All of a sudden, we’re approaching our last few weeks on the farm. After spending most of the past year planning for, traveling to and working on 3 farms in New England, it’s time to start heading west soon.
While it’s still summer here, we can see the changes in seasons coming on. They happen quickly and planning for winter has begun. Luckily, we’ve stood still long enough to watch the gardens show their peas, pick them, store them and watch them dry up. Seeds are saved and extra plants are thrown to chickens. Raspberries were a daily chore to pick, beets were planted, harvested and consumed. Canning and other preserving is an everyday chore. Animals have grown in front our eyes. Rabbits bred, bunnies born. Kittens that were feral and romping in the forest finally are living in the barn.
We’ve witnessed real struggle in what seems like paradise from snapshots and short phone conversations. Small farms that are doing things the right way are up against so many odds. Animals that have rotational pasture need to be rotated. Plants that aren’t sprayed with chemicals have to be weeded, often. Humane slaughter on a very small scale might mean not being able to be USDA certified although the meat comes from an animal raised in such superior conditions compared to even mid-size farms. I’m not even talking about comparing to the factory farms which feed most of this country. Organic grain is 3 times the price of the non-GMO, non organic alternative.
These questions still remain talking points all day long around here.
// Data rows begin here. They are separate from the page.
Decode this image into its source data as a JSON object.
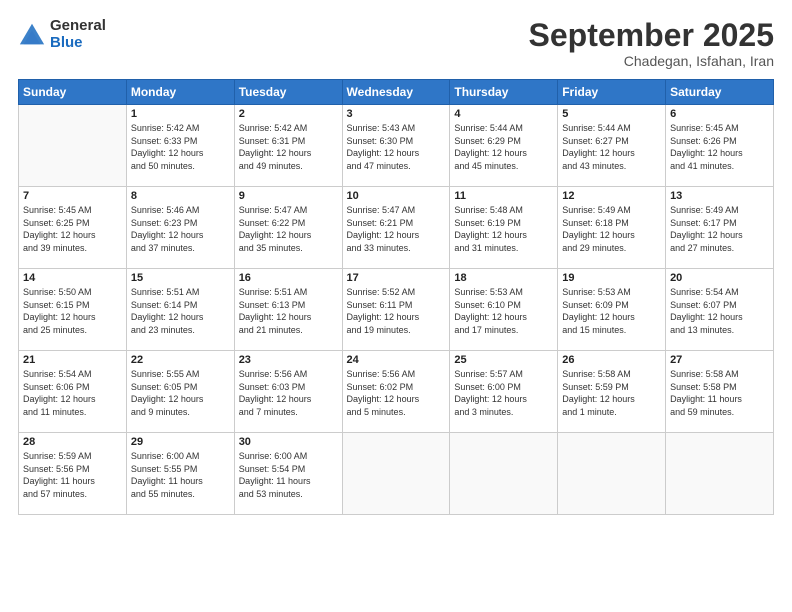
{
  "header": {
    "logo_general": "General",
    "logo_blue": "Blue",
    "month": "September 2025",
    "location": "Chadegan, Isfahan, Iran"
  },
  "days_of_week": [
    "Sunday",
    "Monday",
    "Tuesday",
    "Wednesday",
    "Thursday",
    "Friday",
    "Saturday"
  ],
  "weeks": [
    [
      {
        "day": "",
        "info": ""
      },
      {
        "day": "1",
        "info": "Sunrise: 5:42 AM\nSunset: 6:33 PM\nDaylight: 12 hours\nand 50 minutes."
      },
      {
        "day": "2",
        "info": "Sunrise: 5:42 AM\nSunset: 6:31 PM\nDaylight: 12 hours\nand 49 minutes."
      },
      {
        "day": "3",
        "info": "Sunrise: 5:43 AM\nSunset: 6:30 PM\nDaylight: 12 hours\nand 47 minutes."
      },
      {
        "day": "4",
        "info": "Sunrise: 5:44 AM\nSunset: 6:29 PM\nDaylight: 12 hours\nand 45 minutes."
      },
      {
        "day": "5",
        "info": "Sunrise: 5:44 AM\nSunset: 6:27 PM\nDaylight: 12 hours\nand 43 minutes."
      },
      {
        "day": "6",
        "info": "Sunrise: 5:45 AM\nSunset: 6:26 PM\nDaylight: 12 hours\nand 41 minutes."
      }
    ],
    [
      {
        "day": "7",
        "info": "Sunrise: 5:45 AM\nSunset: 6:25 PM\nDaylight: 12 hours\nand 39 minutes."
      },
      {
        "day": "8",
        "info": "Sunrise: 5:46 AM\nSunset: 6:23 PM\nDaylight: 12 hours\nand 37 minutes."
      },
      {
        "day": "9",
        "info": "Sunrise: 5:47 AM\nSunset: 6:22 PM\nDaylight: 12 hours\nand 35 minutes."
      },
      {
        "day": "10",
        "info": "Sunrise: 5:47 AM\nSunset: 6:21 PM\nDaylight: 12 hours\nand 33 minutes."
      },
      {
        "day": "11",
        "info": "Sunrise: 5:48 AM\nSunset: 6:19 PM\nDaylight: 12 hours\nand 31 minutes."
      },
      {
        "day": "12",
        "info": "Sunrise: 5:49 AM\nSunset: 6:18 PM\nDaylight: 12 hours\nand 29 minutes."
      },
      {
        "day": "13",
        "info": "Sunrise: 5:49 AM\nSunset: 6:17 PM\nDaylight: 12 hours\nand 27 minutes."
      }
    ],
    [
      {
        "day": "14",
        "info": "Sunrise: 5:50 AM\nSunset: 6:15 PM\nDaylight: 12 hours\nand 25 minutes."
      },
      {
        "day": "15",
        "info": "Sunrise: 5:51 AM\nSunset: 6:14 PM\nDaylight: 12 hours\nand 23 minutes."
      },
      {
        "day": "16",
        "info": "Sunrise: 5:51 AM\nSunset: 6:13 PM\nDaylight: 12 hours\nand 21 minutes."
      },
      {
        "day": "17",
        "info": "Sunrise: 5:52 AM\nSunset: 6:11 PM\nDaylight: 12 hours\nand 19 minutes."
      },
      {
        "day": "18",
        "info": "Sunrise: 5:53 AM\nSunset: 6:10 PM\nDaylight: 12 hours\nand 17 minutes."
      },
      {
        "day": "19",
        "info": "Sunrise: 5:53 AM\nSunset: 6:09 PM\nDaylight: 12 hours\nand 15 minutes."
      },
      {
        "day": "20",
        "info": "Sunrise: 5:54 AM\nSunset: 6:07 PM\nDaylight: 12 hours\nand 13 minutes."
      }
    ],
    [
      {
        "day": "21",
        "info": "Sunrise: 5:54 AM\nSunset: 6:06 PM\nDaylight: 12 hours\nand 11 minutes."
      },
      {
        "day": "22",
        "info": "Sunrise: 5:55 AM\nSunset: 6:05 PM\nDaylight: 12 hours\nand 9 minutes."
      },
      {
        "day": "23",
        "info": "Sunrise: 5:56 AM\nSunset: 6:03 PM\nDaylight: 12 hours\nand 7 minutes."
      },
      {
        "day": "24",
        "info": "Sunrise: 5:56 AM\nSunset: 6:02 PM\nDaylight: 12 hours\nand 5 minutes."
      },
      {
        "day": "25",
        "info": "Sunrise: 5:57 AM\nSunset: 6:00 PM\nDaylight: 12 hours\nand 3 minutes."
      },
      {
        "day": "26",
        "info": "Sunrise: 5:58 AM\nSunset: 5:59 PM\nDaylight: 12 hours\nand 1 minute."
      },
      {
        "day": "27",
        "info": "Sunrise: 5:58 AM\nSunset: 5:58 PM\nDaylight: 11 hours\nand 59 minutes."
      }
    ],
    [
      {
        "day": "28",
        "info": "Sunrise: 5:59 AM\nSunset: 5:56 PM\nDaylight: 11 hours\nand 57 minutes."
      },
      {
        "day": "29",
        "info": "Sunrise: 6:00 AM\nSunset: 5:55 PM\nDaylight: 11 hours\nand 55 minutes."
      },
      {
        "day": "30",
        "info": "Sunrise: 6:00 AM\nSunset: 5:54 PM\nDaylight: 11 hours\nand 53 minutes."
      },
      {
        "day": "",
        "info": ""
      },
      {
        "day": "",
        "info": ""
      },
      {
        "day": "",
        "info": ""
      },
      {
        "day": "",
        "info": ""
      }
    ]
  ]
}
How can small farmers, in our current case, living on social security, afford to keep going, and how can they possibly not? Without a community that is willing to buy organic dairy, bread, and meat, there is no income from your labors. And then when you are aging or sick, there might not be enough constant help to give you the security to keep going.
Lately it’s been challenging to balance the realities of helping figure out other farmer’s struggles and still be holding onto hope that our own ventures can be successful. We’ve spent substantial time at 3 farms over the past 6 months and all have been on the brink of something beautiful and at the same time, tipping towards financial crisis. So with all the reality in our faces, how do we proceed? How do we move towards a sustainable life that affords a comfortable living in exchange for our drive and motivation. For now, it’s first things first. A few more weeks of milking goats, feeding pigs, chasing chickens, weeding gardens, baking bread and making yogurt. Hopefully a breath and another cross-country road trip will help clear the air and lead us towards a few answers.